*** Task input ***

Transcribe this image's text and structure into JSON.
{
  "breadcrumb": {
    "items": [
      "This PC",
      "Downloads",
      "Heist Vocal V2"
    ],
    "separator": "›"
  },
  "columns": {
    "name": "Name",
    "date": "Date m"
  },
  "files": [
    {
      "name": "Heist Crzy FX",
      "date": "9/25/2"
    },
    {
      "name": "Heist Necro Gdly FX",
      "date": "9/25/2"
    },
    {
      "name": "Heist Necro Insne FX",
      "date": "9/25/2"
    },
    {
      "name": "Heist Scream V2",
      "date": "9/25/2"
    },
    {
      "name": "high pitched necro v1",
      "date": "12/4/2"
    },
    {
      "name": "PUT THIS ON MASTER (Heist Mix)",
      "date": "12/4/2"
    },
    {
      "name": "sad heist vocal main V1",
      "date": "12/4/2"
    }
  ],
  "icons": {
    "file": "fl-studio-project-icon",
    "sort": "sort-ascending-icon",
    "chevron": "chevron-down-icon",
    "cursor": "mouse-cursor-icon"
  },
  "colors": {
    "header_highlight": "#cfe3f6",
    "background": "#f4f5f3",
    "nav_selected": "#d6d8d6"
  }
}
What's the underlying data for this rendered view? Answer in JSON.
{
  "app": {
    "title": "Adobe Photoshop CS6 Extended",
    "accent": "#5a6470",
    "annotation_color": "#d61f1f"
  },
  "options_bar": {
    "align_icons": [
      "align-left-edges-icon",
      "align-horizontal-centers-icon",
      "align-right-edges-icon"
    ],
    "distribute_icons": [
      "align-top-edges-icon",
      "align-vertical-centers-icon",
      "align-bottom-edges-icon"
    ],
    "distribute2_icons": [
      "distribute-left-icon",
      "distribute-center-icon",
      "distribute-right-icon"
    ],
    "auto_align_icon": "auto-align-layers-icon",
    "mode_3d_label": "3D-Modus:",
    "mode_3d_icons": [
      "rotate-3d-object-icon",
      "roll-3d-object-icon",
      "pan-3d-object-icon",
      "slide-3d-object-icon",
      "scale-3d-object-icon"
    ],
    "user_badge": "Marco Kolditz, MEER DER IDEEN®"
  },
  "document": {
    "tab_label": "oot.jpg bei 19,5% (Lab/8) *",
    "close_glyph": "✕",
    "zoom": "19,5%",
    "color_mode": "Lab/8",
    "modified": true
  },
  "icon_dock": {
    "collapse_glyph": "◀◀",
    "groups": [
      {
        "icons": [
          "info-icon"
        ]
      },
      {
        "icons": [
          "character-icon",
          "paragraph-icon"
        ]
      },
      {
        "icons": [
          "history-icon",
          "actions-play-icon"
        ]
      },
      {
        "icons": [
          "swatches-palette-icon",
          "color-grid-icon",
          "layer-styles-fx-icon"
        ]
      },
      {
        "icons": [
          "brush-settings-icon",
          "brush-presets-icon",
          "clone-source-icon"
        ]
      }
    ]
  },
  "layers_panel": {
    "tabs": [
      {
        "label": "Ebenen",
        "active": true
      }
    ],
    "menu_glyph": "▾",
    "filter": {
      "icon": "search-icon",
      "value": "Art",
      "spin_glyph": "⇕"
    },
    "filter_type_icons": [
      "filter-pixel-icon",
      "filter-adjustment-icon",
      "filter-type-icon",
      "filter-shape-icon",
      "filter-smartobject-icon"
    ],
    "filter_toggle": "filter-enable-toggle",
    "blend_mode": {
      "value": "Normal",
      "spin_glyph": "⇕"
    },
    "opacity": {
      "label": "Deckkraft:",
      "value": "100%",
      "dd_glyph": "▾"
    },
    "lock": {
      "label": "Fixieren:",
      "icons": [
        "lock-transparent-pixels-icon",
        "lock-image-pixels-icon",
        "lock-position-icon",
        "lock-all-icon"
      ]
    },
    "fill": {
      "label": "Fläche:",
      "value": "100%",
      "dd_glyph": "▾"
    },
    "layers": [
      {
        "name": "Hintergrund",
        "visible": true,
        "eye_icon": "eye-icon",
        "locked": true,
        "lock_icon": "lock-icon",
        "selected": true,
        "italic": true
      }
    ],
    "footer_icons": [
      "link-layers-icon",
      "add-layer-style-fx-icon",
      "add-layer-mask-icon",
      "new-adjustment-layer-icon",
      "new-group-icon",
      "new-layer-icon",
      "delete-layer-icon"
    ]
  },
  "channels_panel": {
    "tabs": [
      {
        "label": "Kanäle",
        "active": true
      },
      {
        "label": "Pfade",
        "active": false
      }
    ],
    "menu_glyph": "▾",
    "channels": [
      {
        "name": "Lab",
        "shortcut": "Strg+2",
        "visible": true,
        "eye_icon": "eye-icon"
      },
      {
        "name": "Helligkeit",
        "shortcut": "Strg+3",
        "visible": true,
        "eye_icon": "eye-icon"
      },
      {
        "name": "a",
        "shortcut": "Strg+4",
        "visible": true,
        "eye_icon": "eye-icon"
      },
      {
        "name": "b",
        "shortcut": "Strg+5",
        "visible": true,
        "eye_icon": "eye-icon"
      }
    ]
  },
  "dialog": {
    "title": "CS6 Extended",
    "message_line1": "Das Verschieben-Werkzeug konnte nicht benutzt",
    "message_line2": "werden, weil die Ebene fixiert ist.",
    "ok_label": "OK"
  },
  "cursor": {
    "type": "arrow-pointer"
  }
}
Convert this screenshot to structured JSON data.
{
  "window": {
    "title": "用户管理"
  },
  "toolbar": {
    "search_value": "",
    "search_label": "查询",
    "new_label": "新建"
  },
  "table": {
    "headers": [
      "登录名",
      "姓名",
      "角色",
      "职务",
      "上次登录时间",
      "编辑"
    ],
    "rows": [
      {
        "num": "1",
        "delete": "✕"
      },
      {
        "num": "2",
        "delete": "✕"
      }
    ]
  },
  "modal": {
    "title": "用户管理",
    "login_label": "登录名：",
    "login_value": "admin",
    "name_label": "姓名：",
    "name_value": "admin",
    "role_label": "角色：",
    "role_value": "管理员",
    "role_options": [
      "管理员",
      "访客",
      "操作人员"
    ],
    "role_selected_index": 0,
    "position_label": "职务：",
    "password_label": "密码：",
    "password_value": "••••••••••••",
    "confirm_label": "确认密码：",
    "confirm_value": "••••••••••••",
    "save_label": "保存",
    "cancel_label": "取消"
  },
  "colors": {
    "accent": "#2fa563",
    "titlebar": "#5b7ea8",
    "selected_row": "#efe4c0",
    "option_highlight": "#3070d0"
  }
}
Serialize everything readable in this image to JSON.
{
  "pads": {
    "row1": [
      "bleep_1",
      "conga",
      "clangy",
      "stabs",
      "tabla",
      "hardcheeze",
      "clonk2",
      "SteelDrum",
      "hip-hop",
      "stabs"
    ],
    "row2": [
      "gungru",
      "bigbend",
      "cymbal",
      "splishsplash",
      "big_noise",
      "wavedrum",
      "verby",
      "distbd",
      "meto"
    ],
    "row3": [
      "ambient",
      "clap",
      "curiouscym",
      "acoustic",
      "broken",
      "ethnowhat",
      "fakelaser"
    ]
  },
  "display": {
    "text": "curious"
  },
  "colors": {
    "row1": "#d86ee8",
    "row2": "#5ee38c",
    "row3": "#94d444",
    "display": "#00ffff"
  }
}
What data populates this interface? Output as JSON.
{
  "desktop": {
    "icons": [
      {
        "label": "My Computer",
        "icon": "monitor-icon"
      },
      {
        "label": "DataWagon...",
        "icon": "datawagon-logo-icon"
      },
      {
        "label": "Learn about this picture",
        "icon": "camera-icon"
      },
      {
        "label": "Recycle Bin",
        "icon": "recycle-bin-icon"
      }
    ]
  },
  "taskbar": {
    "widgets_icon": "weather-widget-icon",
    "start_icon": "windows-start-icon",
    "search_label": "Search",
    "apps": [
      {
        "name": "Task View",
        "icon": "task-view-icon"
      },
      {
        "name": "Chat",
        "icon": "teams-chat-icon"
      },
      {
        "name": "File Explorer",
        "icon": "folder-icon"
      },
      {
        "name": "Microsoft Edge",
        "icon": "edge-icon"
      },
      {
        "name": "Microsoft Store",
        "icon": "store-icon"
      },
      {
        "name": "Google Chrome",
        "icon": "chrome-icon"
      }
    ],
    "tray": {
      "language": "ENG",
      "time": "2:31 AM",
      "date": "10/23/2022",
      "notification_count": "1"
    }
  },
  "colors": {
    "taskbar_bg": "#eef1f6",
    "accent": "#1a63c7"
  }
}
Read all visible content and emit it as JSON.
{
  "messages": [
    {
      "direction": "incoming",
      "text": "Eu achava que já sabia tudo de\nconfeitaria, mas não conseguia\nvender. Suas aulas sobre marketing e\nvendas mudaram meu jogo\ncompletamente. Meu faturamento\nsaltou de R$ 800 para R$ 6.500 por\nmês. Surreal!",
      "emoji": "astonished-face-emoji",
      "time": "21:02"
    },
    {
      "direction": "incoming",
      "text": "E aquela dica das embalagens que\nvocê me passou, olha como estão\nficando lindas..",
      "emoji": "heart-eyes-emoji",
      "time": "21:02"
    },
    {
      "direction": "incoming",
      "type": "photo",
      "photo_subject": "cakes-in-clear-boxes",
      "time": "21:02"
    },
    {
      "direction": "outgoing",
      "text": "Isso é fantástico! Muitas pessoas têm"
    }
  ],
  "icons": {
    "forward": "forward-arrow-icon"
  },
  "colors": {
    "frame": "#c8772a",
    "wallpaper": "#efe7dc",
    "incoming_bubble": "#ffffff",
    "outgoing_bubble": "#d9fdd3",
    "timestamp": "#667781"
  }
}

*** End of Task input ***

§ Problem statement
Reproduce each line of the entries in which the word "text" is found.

§ Solution
Transcribe this image's text and structure into JSON.
    "text": "curious"
      "text": "Eu achava que já sabia tudo de\nconfeitaria, mas não conseguia\nvender. Suas aulas sobre marketing e\nvendas mudaram meu jogo\ncompletamente. Meu faturamento\nsaltou de R$ 800 para R$ 6.500 por\nmês. Surreal!",
      "text": "E aquela dica das embalagens que\nvocê me passou, olha como estão\nficando lindas..",
      "text": "Isso é fantástico! Muitas pessoas têm"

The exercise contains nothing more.